Successful agricultural research for development (AR4D) should go beyond the generation of quantitative research findings, to ensure that these findings feed into context-relevant development interventions. An understanding of the context in which the research takes place is therefore essential for AR4D, and ought to include all groups that make up the research context in the process: include their voices, opinions, needs and ideas, and look for ways to communicate these to a variety of audiences.
Humidtropics, the CGIAR Research Program on Climate Change, Agriculture and Food Security (CCAFS) and the International Center for Tropical Agriculture (CIAT) have been working together on the creation of an innovative and inclusive tool to include these voices: Participatory Video (PV).
Young women from rural communities in Estelí, Nicaragua, learn how to handle video equipment while discussing the challenges they face on a daily basis from a transformative perspective.
What is Participatory Video?
PV is a participatory research tool that involves members of a community in creating their own video message. It is an ideal method for sharing ideas and learning, encouraging marginalized groups to identify their own needs, and implement their own forms of sustainable development. The community learns to use video technology, write their own story, interview leaders and neighbors, and tell their own story. The PV methodology collects indigenous knowledge on factors that impact the effectiveness of sustainable development interventions based on local needs.
Watch this animated video to see how we use PV in our projects:
From our experiences in Estelí and Somotillo, Nicaragua, PV has proven to be a powerful cross-cutting tool for knowledge sharing and inclusive agricultural research for development at community level. Through the invitation of marginalized groups to discuss relevant issues in their community we gain valuable insights into local needs, linked to participation, learning and innovation, gender and inter-generational dynamics, natural resources and income generation, and climate change mitigation and adaptation.
An Inclusive Tool
A strong focus on inclusion means the community is accurately represented in regards to gender, age, ethnicity, and educational background. Learning new skills sets the stage for empowerment and creative problem-solving, while creating spaces to generate strong outcomes linked to two main objectives:
Contributing to Enabling Development Outcomes
- Identifying challenges for sustainable livelihoods;
- Empowerment of marginalized groups to take on these challenges.
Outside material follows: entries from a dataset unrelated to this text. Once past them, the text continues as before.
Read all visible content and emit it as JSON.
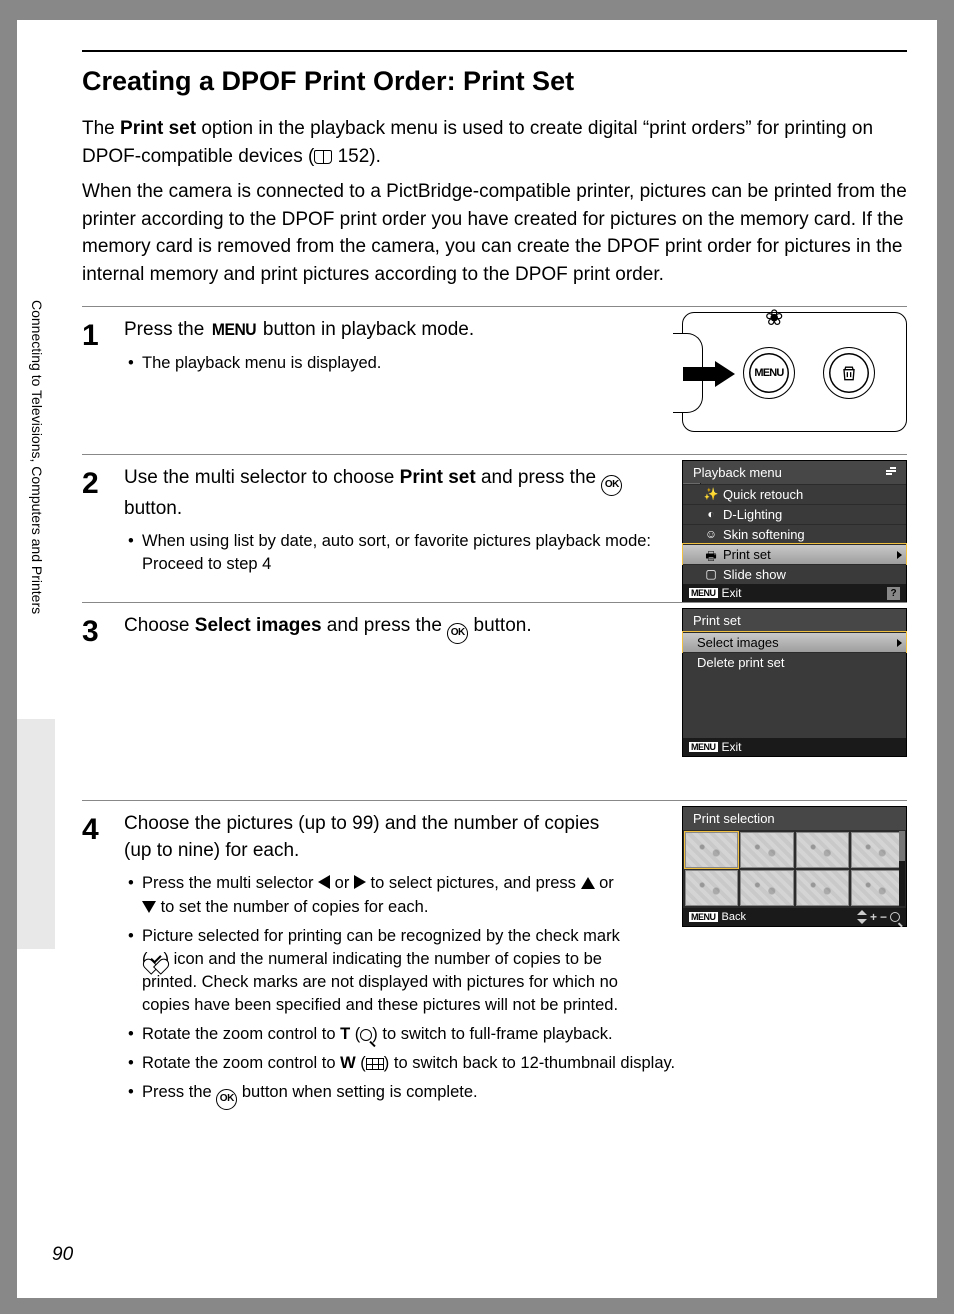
{
  "page_number": "90",
  "sidebar_label": "Connecting to Televisions, Computers and Printers",
  "title": "Creating a DPOF Print Order: Print Set",
  "intro": {
    "p1a": "The ",
    "p1b": "Print set",
    "p1c": " option in the playback menu is used to create digital “print orders” for printing on DPOF-compatible devices (",
    "p1d": " 152).",
    "p2": "When the camera is connected to a PictBridge-compatible printer, pictures can be printed from the printer according to the DPOF print order you have created for pictures on the memory card. If the memory card is removed from the camera, you can create the DPOF print order for pictures in the internal memory and print pictures according to the DPOF print order."
  },
  "icon_labels": {
    "menu": "MENU",
    "ok": "OK",
    "tele": "T",
    "wide": "W"
  },
  "steps": {
    "s1": {
      "num": "1",
      "heading_a": "Press the ",
      "heading_b": " button in playback mode.",
      "bullet1": "The playback menu is displayed."
    },
    "s2": {
      "num": "2",
      "heading_a": "Use the multi selector to choose ",
      "heading_bold": "Print set",
      "heading_b": " and press the ",
      "heading_c": " button.",
      "bullet1": "When using list by date, auto sort, or favorite pictures playback mode: Proceed to step 4"
    },
    "s3": {
      "num": "3",
      "heading_a": "Choose ",
      "heading_bold": "Select images",
      "heading_b": " and press the ",
      "heading_c": " button."
    },
    "s4": {
      "num": "4",
      "heading": "Choose the pictures (up to 99) and the number of copies (up to nine) for each.",
      "b1a": "Press the multi selector ",
      "b1b": " or ",
      "b1c": " to select pictures, and press ",
      "b1d": " or ",
      "b1e": " to set the number of copies for each.",
      "b2a": "Picture selected for printing can be recognized by the check mark (",
      "b2b": ") icon and the numeral indicating the number of copies to be printed. Check marks are not displayed with pictures for which no copies have been specified and these pictures will not be printed.",
      "b3a": "Rotate the zoom control to ",
      "b3b": " (",
      "b3c": ") to switch to full-frame playback.",
      "b4a": "Rotate the zoom control to ",
      "b4b": " (",
      "b4c": ") to switch back to 12-thumbnail display.",
      "b5a": "Press the ",
      "b5b": " button when setting is complete."
    }
  },
  "lcd2": {
    "title": "Playback menu",
    "items": [
      "Quick retouch",
      "D-Lighting",
      "Skin softening",
      "Print set",
      "Slide show"
    ],
    "selected_index": 3,
    "footer": "Exit",
    "footer_menu": "MENU",
    "help": "?"
  },
  "lcd3": {
    "title": "Print set",
    "items": [
      "Select images",
      "Delete print set"
    ],
    "selected_index": 0,
    "footer": "Exit",
    "footer_menu": "MENU"
  },
  "lcd4": {
    "title": "Print selection",
    "footer": "Back",
    "footer_menu": "MENU"
  }
}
The cross-cutting nature of PV contributes to the achievement of development outcomes by effectively mainstreaming elements of innovation and gender and youth empowerment in AR4D design and implementation. Innovation is strengthened by creating conditions for smallholder farmers, women, and youth to gain confidence in their abilities to succeed at new activities, and improve existing local knowledge and practices. At the same time, gender and youth empowerment occurs by engaging marginalized groups in learning activities and encouraging them to voice their stories and opinions. This provides a non-threatening mechanism that improves gender and inter-generational relationships.
PV is simple to replicate, disseminate, and track. Therefore, it can also serve as a versatile Monitoring and Evaluation (M&E) tool throughout the various phases of research interventions, generating insights and feedback from specific target groups. This creates a strong sense of project ownership within the community, and a more fertile ground for technology adoption and social change.
Exploring the potential of inclusive youth and gender components linked to innovation and transformation processes which stem from learning experiences at community level, PV provides a thorough understanding of the development challenges facing poor rural communities. This serves as a powerful contextual base to adequately adapt development strategies and policies to local needs, knowledge, and wants.
For more information:
Humidtropics, in collaboration with CCAFS and CIAT, has been using PV in the cities of Somotillo and Estelí in Nicaragua, and is looking to replicate this process in other Humidtropics Action Sites in Africa and Asia.
Blog by Manon Koningstein, Research Associate & Communications Specialist, DAPA/CCAFS Gender & Climate Change, CIAT, and by Shadi Azadegan, Communications Specialist, CIAT Central America/Humidtropics. Blog edited by Valérie Poiré, Communication Officer, Humidtropics. Photo by Shadi Azadegan/CIAT.